Portable shrine: Bodhisattva Kokuzo, 19th century, Japanese (Edo period, 1603-1868), wood with gold and black lacquer, polychrome, and metal fittings, Eugene Fuller Memorial Collection, 34.183. On view in Going for Gold, third floor, SAM downtown, through Sunday, 8 December.
Canadian Haida artist Robert Davidson is on a lifelong quest for innovation, which he sees as a continuation of the spirit of originality present in the work of generations of Haida artists.
In 1977, the efforts of Davidson and other artists in elevating the status and quality of silkscreen prints as an artistic, rather than touristic, medium resulted in the formation of the Northwest Coast Indian Artists Guild. Experimenting with larger scale and bold graphics, Davidson was inspired to new originality. In Reflections, the black expanse serves to heighten the precision of line, texture and color.
Reflections is included in the new exhibition Robert Davidson: Abstract Impulse, opening this Saturday, 16 November.
Reflections, 1977, Robert Davidson (Canadian, Haida, born 1946), ink on paper, 16 15/16 x 7 3/4 in., Seattle Art Museum, gift of Marshall and Helen Hatch, 2013.19.2, © Robert Davidson. On view starting Saturday, 16 November, in Robert Davidson: Abstract Impulse, third floor, SAM downtown.
A heroic guardian, this figure was strategically placed precisely at the water line of a decorated canoe’s prow in the Solomon Islands. Dipping into the water as the large canoe navigated the seas, it kept watch for hidden reefs and enemies. Shell inlay swirls over the face in a pattern like those found on the painted faces of warriors. Beneath the chin of this figure is a head that is being clutched—although whether the warrior is protecting it or presenting it as a fallen enemy is unknown.
Oceanic art is on view at the Seattle Art Museum through Sunday, December 8.
Canoe prow figure (Nguzu Nguzu), 19th century, Solomon Islands, Melanesian, wood, nautilus shell, 10 5/8 x 7 7/8 x 5 in., Gift of Katherine White and the Boeing Company, 81.17.1443.
“It is not a reportage but a reconstruction….”
-Fabrice Monteiro, on his Signares series
How much force does a camera hold? Africa is a continent known for photo “ops”–as seen in post cards, historic portraits and journalism for 200 years. Looking back, this opportunism has also created a backlog of stereotypes and misunderstandings. Contemporary African artists are now shifting the use of this medium. Belgian-Beninese artist Fabrice Monteiro works with Senegalese women to create his images evoking “Signares,” the legendary women who matched beauty with business acumen, and played a surprising role in the Atlantic slave trade. His photographs capture his models in the guise of these elegant and charming women of the past.
Join curator Pam McClusky for “Take Me: Photography by and about Africans,” the first installment of this year’s Members Lecture Series: Curator’s Choice.
October 23, 2013

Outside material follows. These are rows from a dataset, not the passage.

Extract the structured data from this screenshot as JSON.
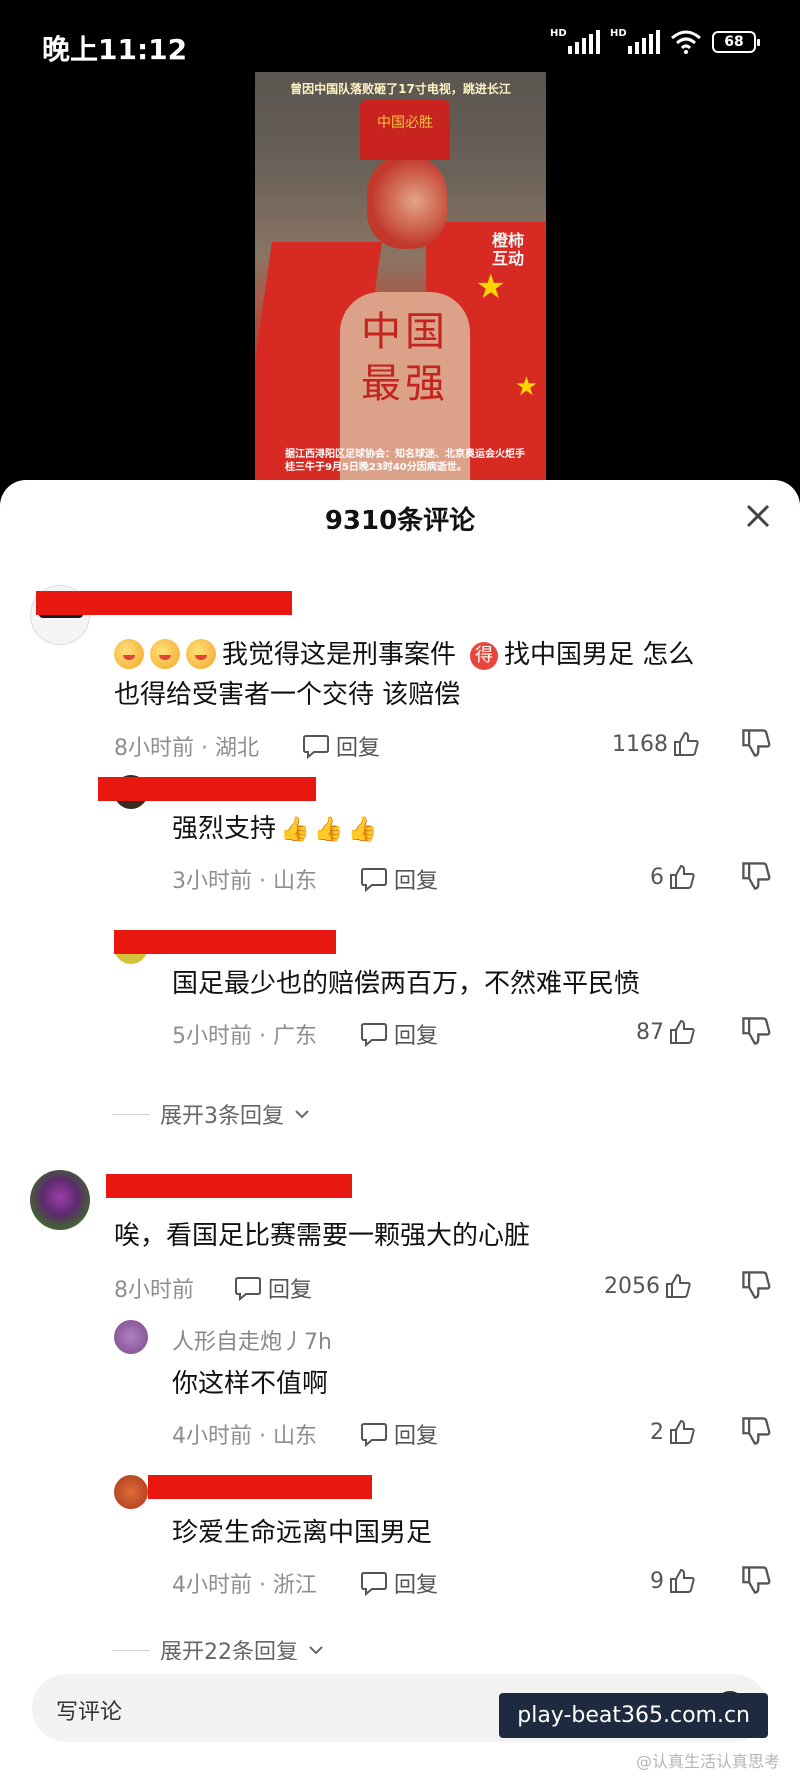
{
  "status_bar": {
    "time": "晚上11:12",
    "battery": "68"
  },
  "video": {
    "caption_top": "曾因中国队落败砸了17寸电视，跳进长江",
    "watermark": "橙柿\n互动",
    "hat_text": "中国必胜",
    "body_text": "中国最强",
    "caption_bottom": "据江西浔阳区足球协会：知名球迷、北京奥运会火炬手桂三牛于9月5日晚23时40分因病逝世。"
  },
  "sheet": {
    "title": "9310条评论"
  },
  "comments": [
    {
      "text_main": "我觉得这是刑事案件",
      "text_mid": "找中国男足  怎么",
      "text_line2": "也得给受害者一个交待  该赔偿",
      "badge": "得",
      "time": "8小时前 · 湖北",
      "reply": "回复",
      "likes": "1168",
      "replies": [
        {
          "text": "强烈支持",
          "time": "3小时前 · 山东",
          "reply": "回复",
          "likes": "6"
        },
        {
          "text": "国足最少也的赔偿两百万，不然难平民愤",
          "time": "5小时前 · 广东",
          "reply": "回复",
          "likes": "87"
        }
      ],
      "expand": "展开3条回复"
    },
    {
      "text": "唉，看国足比赛需要一颗强大的心脏",
      "time": "8小时前",
      "reply": "回复",
      "likes": "2056",
      "replies": [
        {
          "name": "人形自走炮丿7h",
          "text": "你这样不值啊",
          "time": "4小时前 · 山东",
          "reply": "回复",
          "likes": "2"
        },
        {
          "text": "珍爱生命远离中国男足",
          "time": "4小时前 · 浙江",
          "reply": "回复",
          "likes": "9"
        }
      ],
      "expand": "展开22条回复"
    }
  ],
  "input": {
    "placeholder": "写评论"
  },
  "watermark": {
    "site": "play-beat365.com.cn",
    "corner": "@认真生活认真思考"
  },
  "colors": {
    "redaction": "#e8170f",
    "sheet_bg": "#ffffff",
    "screen_bg": "#000000"
  }
}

Plestcheeff Auditorium, first floor, SAM downtown
Signare #1, île de Gorée, 2011, Fabrice Monteiro (Beninese-Belgian, works in Senegal, born 1972), archival digital print, 47 ¼ x 31 ½ in., Gift of the African Art Council and African Art Acquisition Fund, 2013.14, © Fabrice Monteiro. Not currently on view.
One of the great American collections of Minimal and Conceptual art was built by New Yorkers Dorothy and Herbert Vogel. What makes their story so inspiring is that they were able to accomplish this on their modest salaries—Dorothy a librarian and Herbert a postal service employee. The couple had no formal training in art or art history but found themselves drawn to art, frequenting galleries and befriending artists over four decades. They followed Minimal art with particular interest.
In addition to giving more than 1000 works of art to the National Gallery of Art in Washington, DC, the Vogels distributed fifty works from their collection to one museum in each of the fifty states of the United States. The Seattle Art Museum is honored to be the recipient in the State of Washington.
The Vogel collection remains on view at the Seattle Art Museum until Sunday, 27 October.